§ **WHAT YOU NEED TO DO**
Return the data below exactly, minus the pictures.

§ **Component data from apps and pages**
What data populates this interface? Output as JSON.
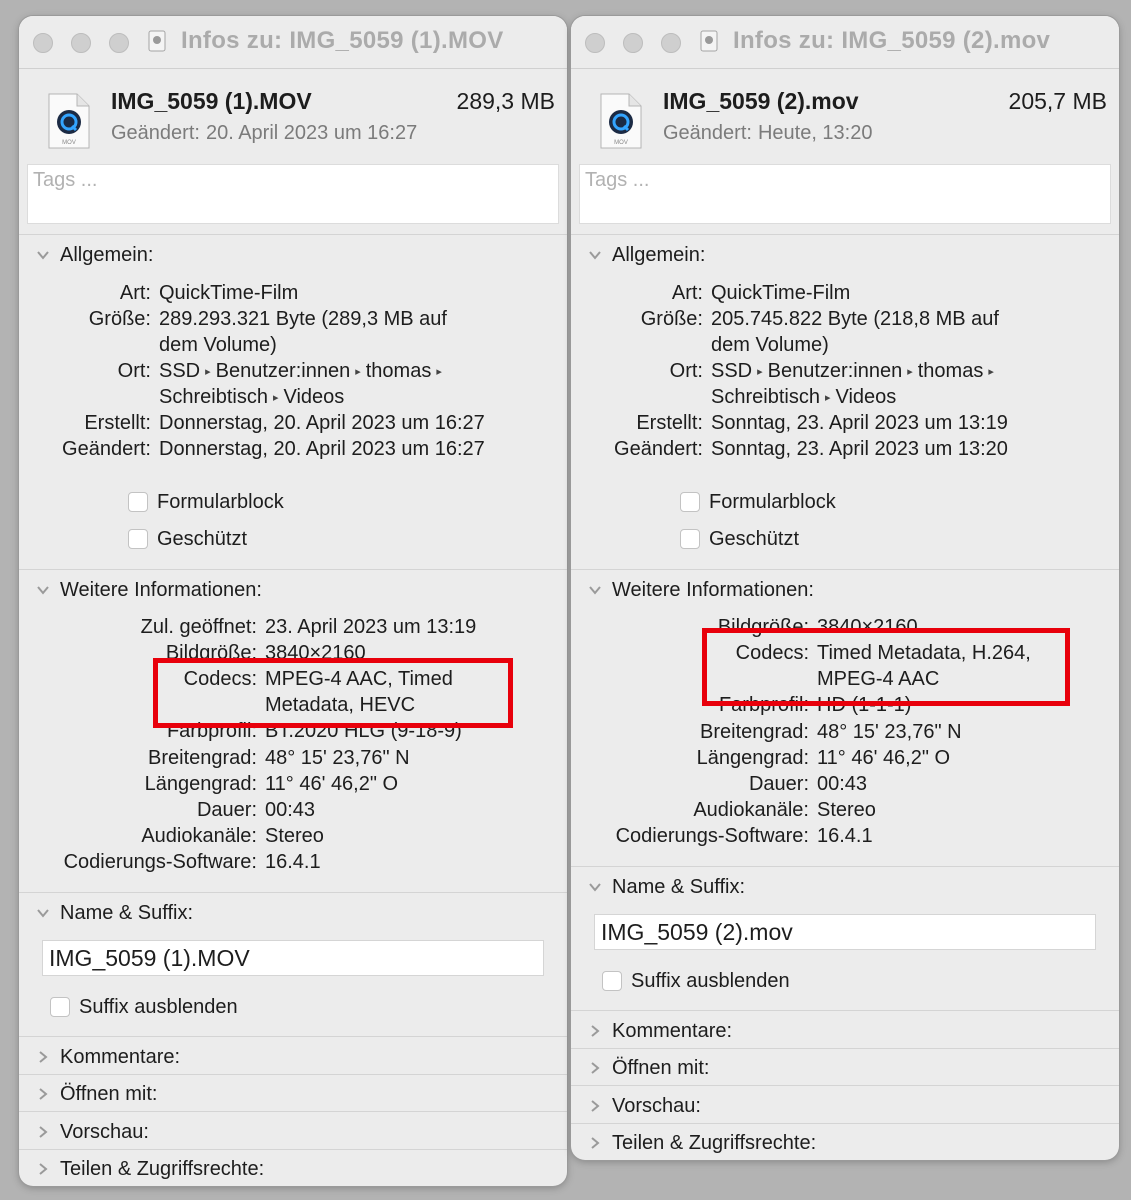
{
  "left": {
    "title": "Infos zu: IMG_5059 (1).MOV",
    "file_name": "IMG_5059 (1).MOV",
    "file_size": "289,3 MB",
    "modified_label": "Geändert:",
    "modified_value": "20. April 2023 um 16:27",
    "tags_placeholder": "Tags ...",
    "general": {
      "header": "Allgemein:",
      "art_label": "Art:",
      "art_value": "QuickTime-Film",
      "size_label": "Größe:",
      "size_value_1": "289.293.321 Byte (289,3 MB auf",
      "size_value_2": "dem Volume)",
      "ort_label": "Ort:",
      "ort_1": "SSD",
      "ort_2": "Benutzer:innen",
      "ort_3": "thomas",
      "ort_4": "Schreibtisch",
      "ort_5": "Videos",
      "created_label": "Erstellt:",
      "created_value": "Donnerstag, 20. April 2023 um 16:27",
      "changed_label": "Geändert:",
      "changed_value": "Donnerstag, 20. April 2023 um 16:27",
      "formularblock": "Formularblock",
      "geschuetzt": "Geschützt"
    },
    "more": {
      "header": "Weitere Informationen:",
      "opened_label": "Zul. geöffnet:",
      "opened_value": "23. April 2023 um 13:19",
      "bild_label": "Bildgröße:",
      "bild_value": "3840×2160",
      "codecs_label": "Codecs:",
      "codecs_1": "MPEG-4 AAC, Timed",
      "codecs_2": "Metadata, HEVC",
      "farb_label": "Farbprofil:",
      "farb_value": "BT.2020 HLG (9-18-9)",
      "breite_label": "Breitengrad:",
      "breite_value": "48° 15' 23,76\" N",
      "laenge_label": "Längengrad:",
      "laenge_value": "11° 46' 46,2\" O",
      "dauer_label": "Dauer:",
      "dauer_value": "00:43",
      "audio_label": "Audiokanäle:",
      "audio_value": "Stereo",
      "soft_label": "Codierungs-Software:",
      "soft_value": "16.4.1"
    },
    "name_suffix": {
      "header": "Name & Suffix:",
      "value": "IMG_5059 (1).MOV",
      "hide_suffix": "Suffix ausblenden"
    },
    "collapsed": [
      "Kommentare:",
      "Öffnen mit:",
      "Vorschau:",
      "Teilen & Zugriffsrechte:"
    ]
  },
  "right": {
    "title": "Infos zu: IMG_5059 (2).mov",
    "file_name": "IMG_5059 (2).mov",
    "file_size": "205,7 MB",
    "modified_label": "Geändert:",
    "modified_value": "Heute, 13:20",
    "tags_placeholder": "Tags ...",
    "general": {
      "header": "Allgemein:",
      "art_label": "Art:",
      "art_value": "QuickTime-Film",
      "size_label": "Größe:",
      "size_value_1": "205.745.822 Byte (218,8 MB auf",
      "size_value_2": "dem Volume)",
      "ort_label": "Ort:",
      "ort_1": "SSD",
      "ort_2": "Benutzer:innen",
      "ort_3": "thomas",
      "ort_4": "Schreibtisch",
      "ort_5": "Videos",
      "created_label": "Erstellt:",
      "created_value": "Sonntag, 23. April 2023 um 13:19",
      "changed_label": "Geändert:",
      "changed_value": "Sonntag, 23. April 2023 um 13:20",
      "formularblock": "Formularblock",
      "geschuetzt": "Geschützt"
    },
    "more": {
      "header": "Weitere Informationen:",
      "bild_label": "Bildgröße:",
      "bild_value": "3840×2160",
      "codecs_label": "Codecs:",
      "codecs_1": "Timed Metadata, H.264,",
      "codecs_2": "MPEG-4 AAC",
      "farb_label": "Farbprofil:",
      "farb_value": "HD (1-1-1)",
      "breite_label": "Breitengrad:",
      "breite_value": "48° 15' 23,76\" N",
      "laenge_label": "Längengrad:",
      "laenge_value": "11° 46' 46,2\" O",
      "dauer_label": "Dauer:",
      "dauer_value": "00:43",
      "audio_label": "Audiokanäle:",
      "audio_value": "Stereo",
      "soft_label": "Codierungs-Software:",
      "soft_value": "16.4.1"
    },
    "name_suffix": {
      "header": "Name & Suffix:",
      "value": "IMG_5059 (2).mov",
      "hide_suffix": "Suffix ausblenden"
    },
    "collapsed": [
      "Kommentare:",
      "Öffnen mit:",
      "Vorschau:",
      "Teilen & Zugriffsrechte:"
    ]
  },
  "colors": {
    "highlight": "#e8000b",
    "window_bg": "#ececec"
  },
  "icons": {
    "expanded": "chevron-down-icon",
    "collapsed": "chevron-right-icon",
    "file": "mov-file-icon",
    "path_separator": "path-arrow-icon"
  }
}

§ **WRITTEN SOLUTION**
What data populates this interface? Output as JSON.
{
  "left": {
    "title": "Infos zu: IMG_5059 (1).MOV",
    "file_name": "IMG_5059 (1).MOV",
    "file_size": "289,3 MB",
    "modified_label": "Geändert:",
    "modified_value": "20. April 2023 um 16:27",
    "tags_placeholder": "Tags ...",
    "general": {
      "header": "Allgemein:",
      "art_label": "Art:",
      "art_value": "QuickTime-Film",
      "size_label": "Größe:",
      "size_value_1": "289.293.321 Byte (289,3 MB auf",
      "size_value_2": "dem Volume)",
      "ort_label": "Ort:",
      "ort_1": "SSD",
      "ort_2": "Benutzer:innen",
      "ort_3": "thomas",
      "ort_4": "Schreibtisch",
      "ort_5": "Videos",
      "created_label": "Erstellt:",
      "created_value": "Donnerstag, 20. April 2023 um 16:27",
      "changed_label": "Geändert:",
      "changed_value": "Donnerstag, 20. April 2023 um 16:27",
      "formularblock": "Formularblock",
      "geschuetzt": "Geschützt"
    },
    "more": {
      "header": "Weitere Informationen:",
      "opened_label": "Zul. geöffnet:",
      "opened_value": "23. April 2023 um 13:19",
      "bild_label": "Bildgröße:",
      "bild_value": "3840×2160",
      "codecs_label": "Codecs:",
      "codecs_1": "MPEG-4 AAC, Timed",
      "codecs_2": "Metadata, HEVC",
      "farb_label": "Farbprofil:",
      "farb_value": "BT.2020 HLG (9-18-9)",
      "breite_label": "Breitengrad:",
      "breite_value": "48° 15' 23,76\" N",
      "laenge_label": "Längengrad:",
      "laenge_value": "11° 46' 46,2\" O",
      "dauer_label": "Dauer:",
      "dauer_value": "00:43",
      "audio_label": "Audiokanäle:",
      "audio_value": "Stereo",
      "soft_label": "Codierungs-Software:",
      "soft_value": "16.4.1"
    },
    "name_suffix": {
      "header": "Name & Suffix:",
      "value": "IMG_5059 (1).MOV",
      "hide_suffix": "Suffix ausblenden"
    },
    "collapsed": [
      "Kommentare:",
      "Öffnen mit:",
      "Vorschau:",
      "Teilen & Zugriffsrechte:"
    ]
  },
  "right": {
    "title": "Infos zu: IMG_5059 (2).mov",
    "file_name": "IMG_5059 (2).mov",
    "file_size": "205,7 MB",
    "modified_label": "Geändert:",
    "modified_value": "Heute, 13:20",
    "tags_placeholder": "Tags ...",
    "general": {
      "header": "Allgemein:",
      "art_label": "Art:",
      "art_value": "QuickTime-Film",
      "size_label": "Größe:",
      "size_value_1": "205.745.822 Byte (218,8 MB auf",
      "size_value_2": "dem Volume)",
      "ort_label": "Ort:",
      "ort_1": "SSD",
      "ort_2": "Benutzer:innen",
      "ort_3": "thomas",
      "ort_4": "Schreibtisch",
      "ort_5": "Videos",
      "created_label": "Erstellt:",
      "created_value": "Sonntag, 23. April 2023 um 13:19",
      "changed_label": "Geändert:",
      "changed_value": "Sonntag, 23. April 2023 um 13:20",
      "formularblock": "Formularblock",
      "geschuetzt": "Geschützt"
    },
    "more": {
      "header": "Weitere Informationen:",
      "bild_label": "Bildgröße:",
      "bild_value": "3840×2160",
      "codecs_label": "Codecs:",
      "codecs_1": "Timed Metadata, H.264,",
      "codecs_2": "MPEG-4 AAC",
      "farb_label": "Farbprofil:",
      "farb_value": "HD (1-1-1)",
      "breite_label": "Breitengrad:",
      "breite_value": "48° 15' 23,76\" N",
      "laenge_label": "Längengrad:",
      "laenge_value": "11° 46' 46,2\" O",
      "dauer_label": "Dauer:",
      "dauer_value": "00:43",
      "audio_label": "Audiokanäle:",
      "audio_value": "Stereo",
      "soft_label": "Codierungs-Software:",
      "soft_value": "16.4.1"
    },
    "name_suffix": {
      "header": "Name & Suffix:",
      "value": "IMG_5059 (2).mov",
      "hide_suffix": "Suffix ausblenden"
    },
    "collapsed": [
      "Kommentare:",
      "Öffnen mit:",
      "Vorschau:",
      "Teilen & Zugriffsrechte:"
    ]
  },
  "colors": {
    "highlight": "#e8000b",
    "window_bg": "#ececec"
  },
  "icons": {
    "expanded": "chevron-down-icon",
    "collapsed": "chevron-right-icon",
    "file": "mov-file-icon",
    "path_separator": "path-arrow-icon"
  }
}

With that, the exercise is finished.